So make sure there is a text link navigation alternative on your site so spiders can crawl your site even if the Javascripts don’t respond to the spider’s gentle silky touch!

5 – poor navigation and menus

Related to point 4, make sure your site has a logical navigation, that makes sense to human visitors. A website should offer a sense of exploration, and it should be possible to find one’s way round the site without a lot of back-clicking.
Navigation that presents a clear sense of where the visitor is, and how that page relates to others is essential for a good visiting experience, and it also works for search engines too.

There are lots more ways to improve a website’s ranking in search engine results, but we’ll cover these in another blog.

In the meantime, if you think you need help, or advice, get in touch or visit my website!
Happy selling!


How do you make your customers feel?

Do you get annoyed when you feel your business has been taken for granted?

Art is one of those areas of business (if you earn your living or some of it from art it is a business!) where repeat customers are more common than usual.

Once a customer finds you or your work and they get your style, they’re quite likely to come back to you again.

(Remind me to consider how e-marketing and keeping in touch really pays off here. For now though, I want to think about how we make our customers feel when they buy something.)

Hopefully the inevitable buyer’s remorse passes, your art becomes a feature of your customer’s home and they get used to knowing they bought something unique and beautiful.

So they might come back and buy something else?

Here’s my characteristic digression.

I bought a tankful of petrol from an Asda petrol station last week. I was served by a machine (and me) so there was no human interaction. As soon as I’d filled, up the machine said ‘Next customer’. No ‘Thanks Mike for spending nearly 90 quid with Asda, part of the Wal-Mart Family of giant businesses that don’t care.’ No thanks of any kind. 90 quid.

If I’d sold something for £90 I’d damn-well say thanks very much, and I’m sure you would too.

So that got me annoyed. But then I visited a gallery I rarely go to (definitely not any of the galleries Jenny and I sell through as the owners of those are smart and civil and very likeable).
I overheard the gallery owner talking to a punter in the most patronising tones imaginable. The (potential) customer was made to feel like they knew nothing, and I winced to hear it.

Ok – maybe the lady didn’t know much about art (or about that kind of art) but she had a nice bag, nice shoes, and I’m guessing the nice Audi in the car park was hers, so she probably could afford to buy something.
Did being condescended-to make her more likely to buy?

No. The lady left.

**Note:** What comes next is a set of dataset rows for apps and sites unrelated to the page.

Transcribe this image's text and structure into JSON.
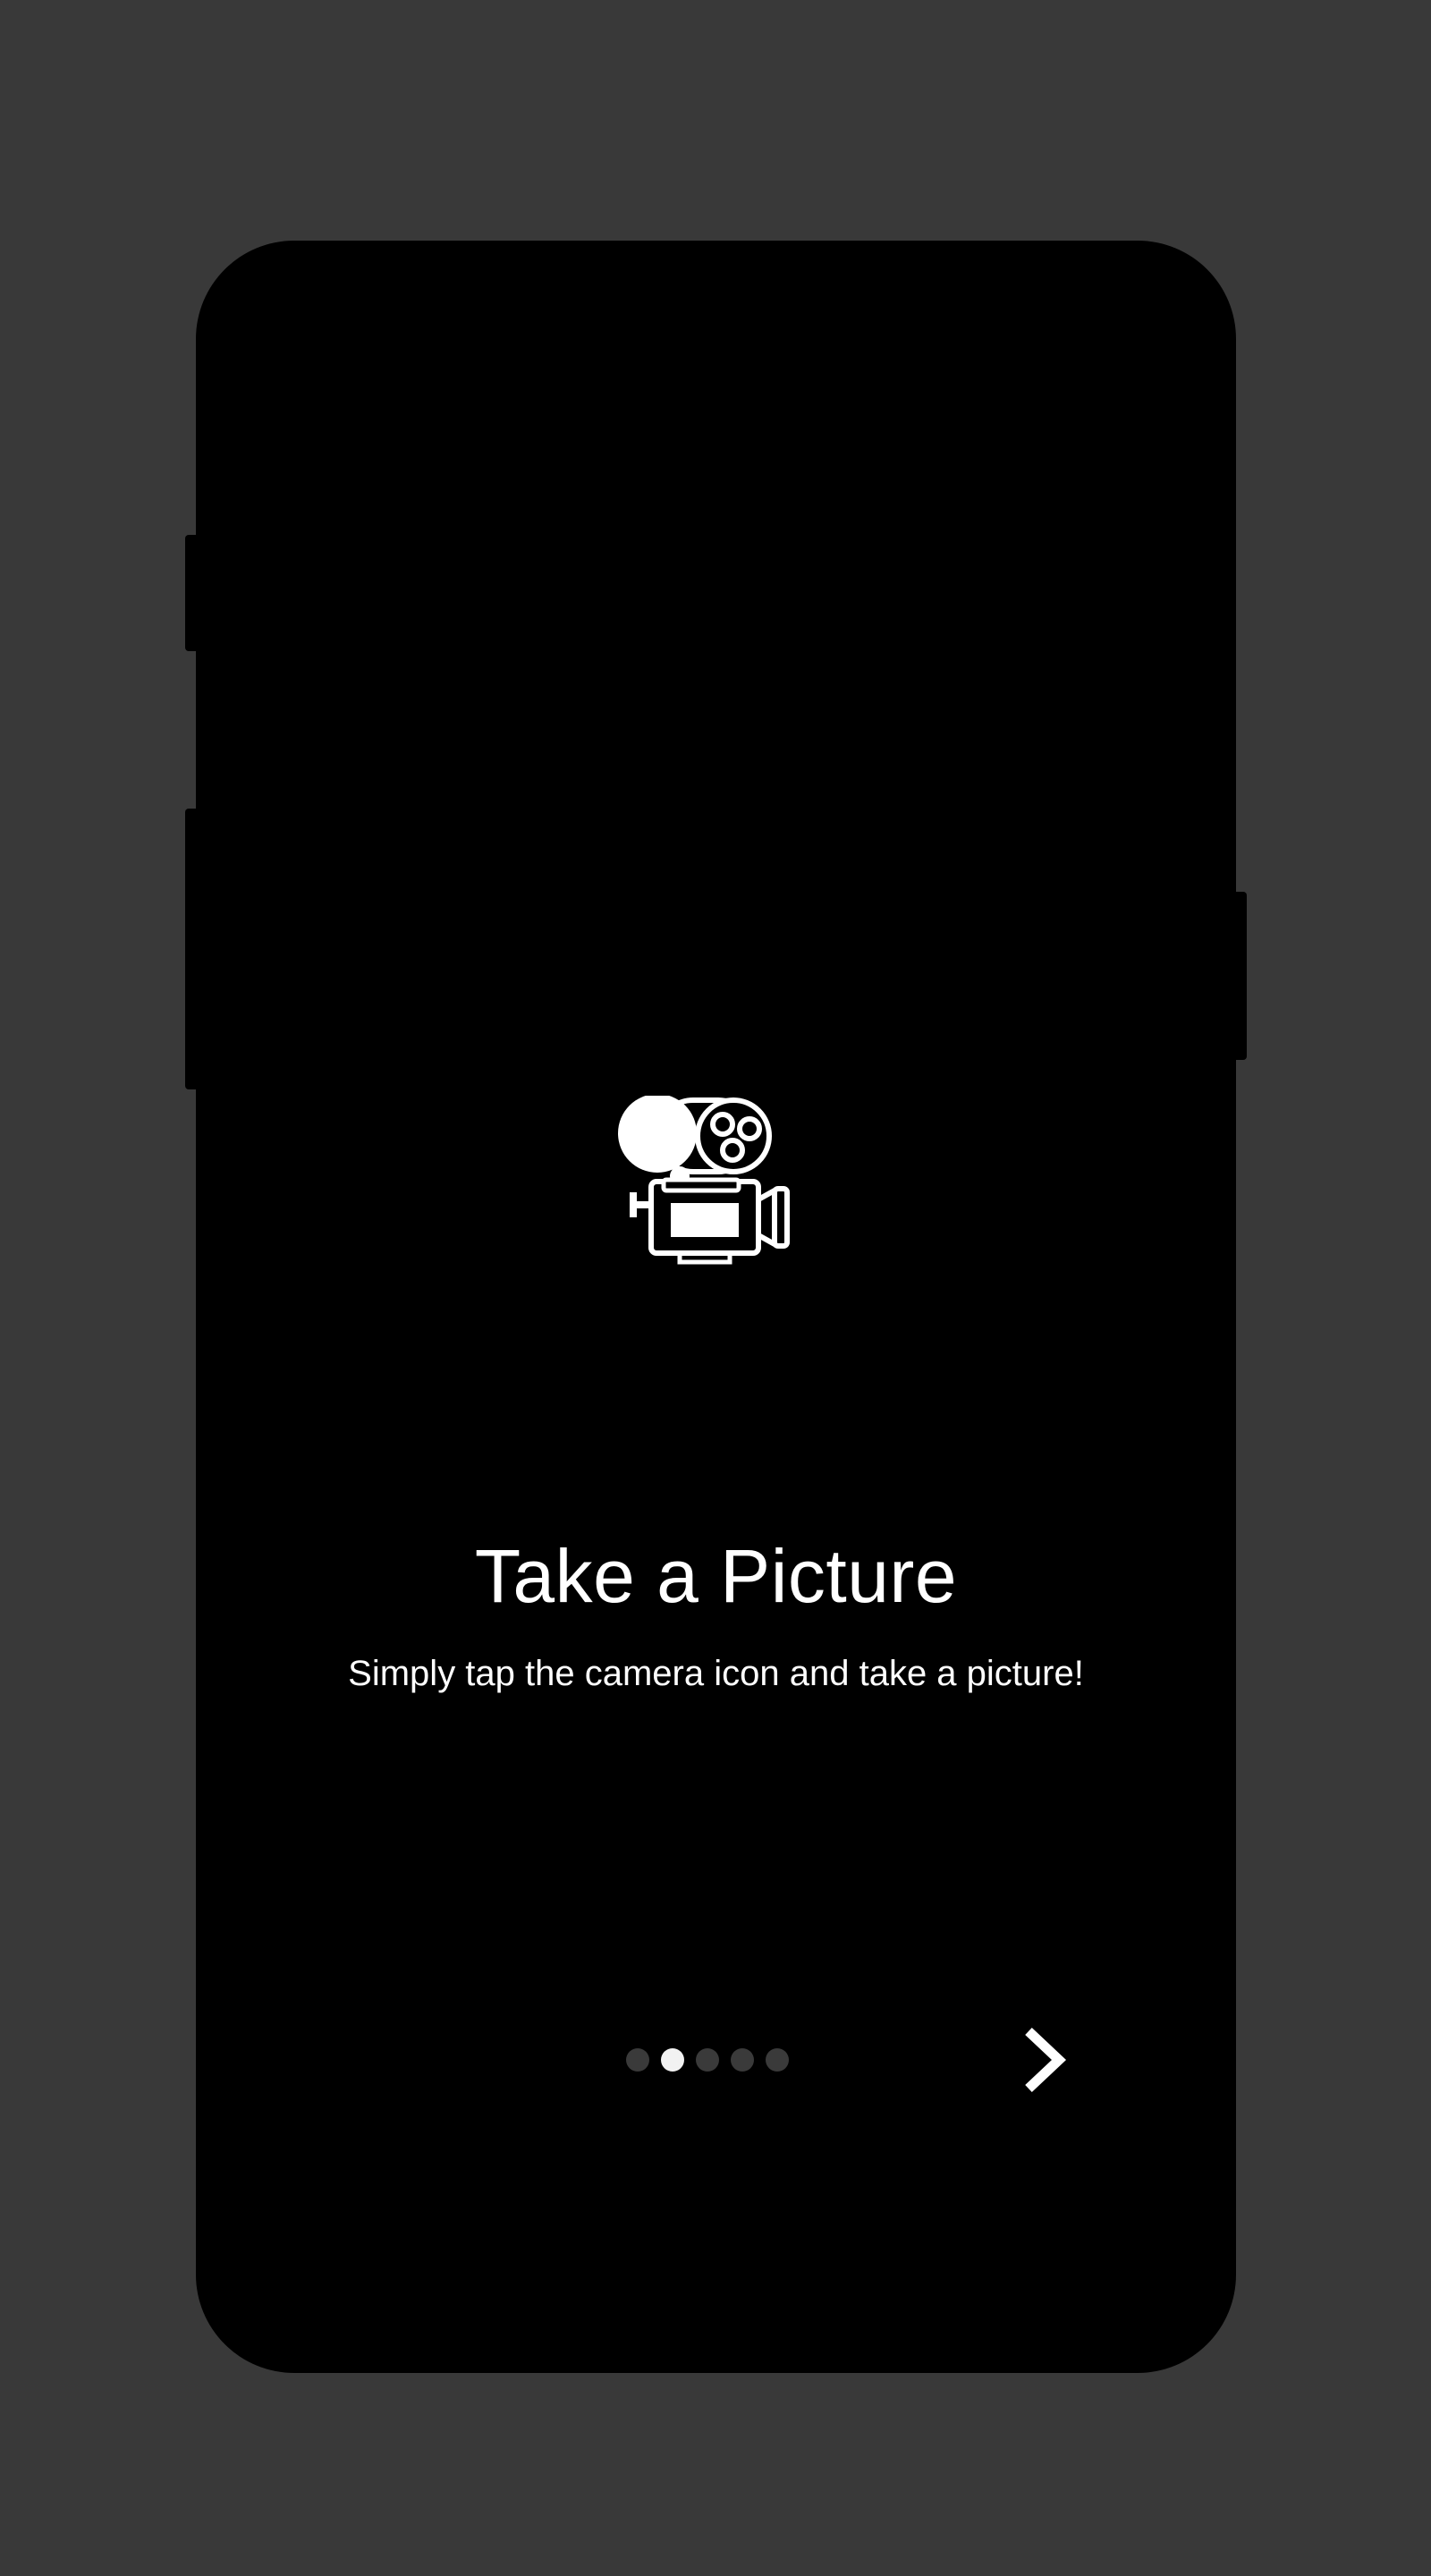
{
  "onboarding": {
    "title": "Take a Picture",
    "subtitle": "Simply tap the camera icon and take a picture!",
    "hero_icon": "movie-camera-icon",
    "pager": {
      "total_pages": 5,
      "current_page": 2
    },
    "next_icon": "chevron-right-icon"
  },
  "colors": {
    "background": "#393939",
    "screen": "#000000",
    "text": "#ffffff",
    "dot_inactive": "#3a3a3a",
    "dot_active": "#f2f2f2"
  }
}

She’d spent at least 20 minutes there. She looked at a couple of pieces very closely, asked about the price, and asked if the artist had a website. So some buying signs, or at least ‘leave me your email address and I’ll add you to our newsletter list’ potential.

But she left.

Customers want to be treated like I do when I’m taking a serious interest in something. Respected, considered an equal, and engaged with. It’s not salesmanship, it’s courtesy and respect.

There may be things they want to know; or you can entice them into your art by hooking them. But let’s make a special effort not to imagine the customer knows nothing, or is just a punter who’d prefer the comfort of buying a print from a DIY store and is out of their depth.

Instead, let’s make a lifelong friend out of them, and hopefully a repeat customer who’ll tell anyone within range what a great artist you are, and how much they enjoyed finding out about your art!

Send me your artist horror stories or even your successes!